So, on my trip, after I remove a banana from the bag, I tie the bag tightly and cut it from the main bag. Now, I have two bags...the shortened main bag, and a funny looking smaller bag with a knot for the bottom! What's great about this, is that you always have a neat little bag to store wet and slimey stuff! I put the peels in this bag and tie another knot. Simple and effective. Also, keep a couple extra bags for other items. They take up no weight or space. Oh, and they're FREE!


I use a large (gallon) screw-top plastic jar for the nastier trash, which I try to keep to a minimum to begin with. I usually bag such trash in the fruit bags first. No odor!

Burning Trash
Burning trash is acceptable in some areas and unacceptable in others. Know your local regs.

On long trips I prefer to snack mostly and have a good meal once a day. Hard salami, cheese, canned fruit and veggies, trail mix, tortillas, are amoung my basics. Smoked oysters with tobasco is a treat I like to give myself on long trips. Add cheese and crackers and you can stuff yourself with one can.

For me a weeks worth of smashed cans weighs about a pound. They fit into a baggie. Burn them in a fire or rinse them out to clean them.

Plastic burns safely if you have a hot fire. Most times you won’t be able to build a hot enough fire to burn plastic.

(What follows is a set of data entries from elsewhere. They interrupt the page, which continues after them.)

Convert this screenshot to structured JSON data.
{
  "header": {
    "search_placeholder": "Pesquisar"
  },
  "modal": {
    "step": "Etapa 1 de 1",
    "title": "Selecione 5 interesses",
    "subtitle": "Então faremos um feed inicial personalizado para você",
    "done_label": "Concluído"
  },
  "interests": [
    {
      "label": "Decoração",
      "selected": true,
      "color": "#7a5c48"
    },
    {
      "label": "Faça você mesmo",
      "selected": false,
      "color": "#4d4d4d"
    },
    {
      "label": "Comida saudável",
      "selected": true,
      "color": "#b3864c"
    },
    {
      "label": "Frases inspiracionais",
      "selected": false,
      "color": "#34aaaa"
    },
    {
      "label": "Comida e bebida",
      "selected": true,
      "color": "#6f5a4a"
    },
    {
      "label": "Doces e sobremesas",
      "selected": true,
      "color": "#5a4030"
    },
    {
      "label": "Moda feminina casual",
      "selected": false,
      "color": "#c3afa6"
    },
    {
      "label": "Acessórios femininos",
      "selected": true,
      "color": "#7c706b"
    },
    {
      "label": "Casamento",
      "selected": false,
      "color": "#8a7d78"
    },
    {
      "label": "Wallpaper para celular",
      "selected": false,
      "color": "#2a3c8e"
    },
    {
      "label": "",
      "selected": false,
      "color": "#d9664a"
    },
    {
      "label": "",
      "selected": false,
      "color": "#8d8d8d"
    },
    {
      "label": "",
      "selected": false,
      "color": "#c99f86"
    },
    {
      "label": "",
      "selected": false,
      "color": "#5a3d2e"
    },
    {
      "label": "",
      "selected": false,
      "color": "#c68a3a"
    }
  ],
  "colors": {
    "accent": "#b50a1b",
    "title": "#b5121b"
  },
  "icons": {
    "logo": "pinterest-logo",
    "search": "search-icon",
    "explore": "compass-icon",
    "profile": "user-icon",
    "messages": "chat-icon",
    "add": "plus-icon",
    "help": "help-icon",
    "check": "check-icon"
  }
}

Burning plastic
Being a 39yr. old male, I was at one time a young adolescent male (picture Beavis). Having spent a good deal of my pre-teen/early teen years “burning stuff”, I had plenty of opportunity to burn plastic. I can tell you that burning plastic gives off black, acrid smoke that lingers and sticks to everything. If you burn plastic indoors, you will actually see particulates floating around (like short black hairs). I am also employed in the construction industry and can tell you that buildings with exposed polyethelene film (clear plastic) will not pass a final building inspection due to the dangerous fumes produced by polyethelene combustion.

For these reasons, I do not burn plastic and would never do so in a public fire pit that someone else might cook food over.

Chill dude!

Burning Plastics
The burning of plastic in temperatures less than 800 degrees Celsius in an open space creates noxious fumes such as hydrogen cyanide and other poisonous gases which cause air pollution resulting in skin, and respiratory problems and also certain kinds of cancer.

<I feel bad owning a royalex boat (plastic yeck!)>

a daily regimen of self flagellation would help your personal dilemma…


like I said above just because you burn plastic doesn’t mean it’s gone. It will merely break down and still be there thousands of years after you leave it. Out of sight, and out of mind is not a good practice.


Compared to what?
And if you take it home and send it to the landfill, it will be THERE for thousands of years. “Out of sight, out of mind” is the ONLY “practice” available for most plastic trash. (Yes, I know some is recyclable. Most isn’t.)